The source, speaking under condition of strict anonymity, said members of the Syrian community have trained themselves and their children not to put their hopes in such vagaries as gambling but rather in the discipline of hard work. He said the same held true for other members of the business community.
He also said NLCB’s record performance was a “perverse reaction” to the falling incomes of those who patronised its range of games, who he said were generally working class persons who would patronise “Play we” and “Cash Pot” and the other games which have been created by the NLCB and were drawn several times daily. Admitting that he too occasionally plays the Lotto, the economist said when buying his tickets, he observed people “scratching away” at their tickets while still at the booth, indicating that they needed the immediate cash payout and could not wait the several days involved in a possible win in the twice-weekly Lotto.
He said their reaction was perverse in the sense that because such persons were unable or unwilling to get another job they had resorted to clinging to hopes of winning some of the NLCB’s games despite the slim odds.
However, NLCB Chairman Marvin Johncilla said he would “not speculate about the behaviour of our gaming population.
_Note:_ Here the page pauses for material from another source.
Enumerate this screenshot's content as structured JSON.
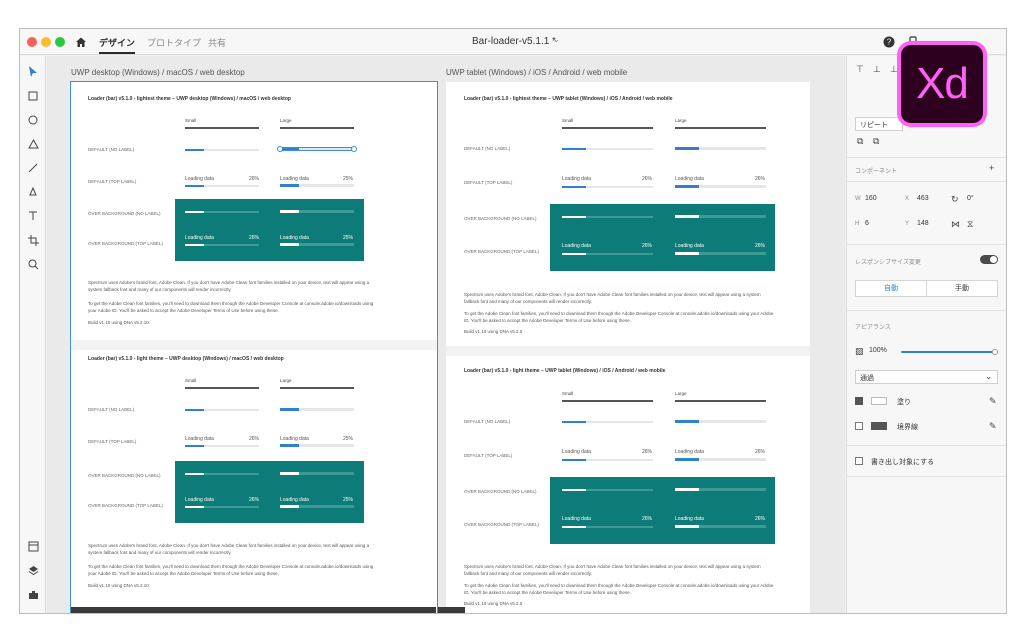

I can only comment on the strategies we have implemented as a progressive organisation to ensure that we cover our costs and return a reasonable profit.”
Johncilla attributed the board’s record performance to the fact that “the NLCB has been able to strengthen its capabilities and capacity in order to deepen its role as a responsible gaming organisation.”
He added that the organisation had also benefitted from a “a re-focused and re-energized management team driven by clear strategic priorities.”
He said those priorities were “basic business fundamentals in terms of ensuring that our cost profile is low; ensuring that our marketing is very aggressive; ensuring that we understand the business that we are in and using the available technology to leverage us in a way that we have, as I said, a reasonable return.”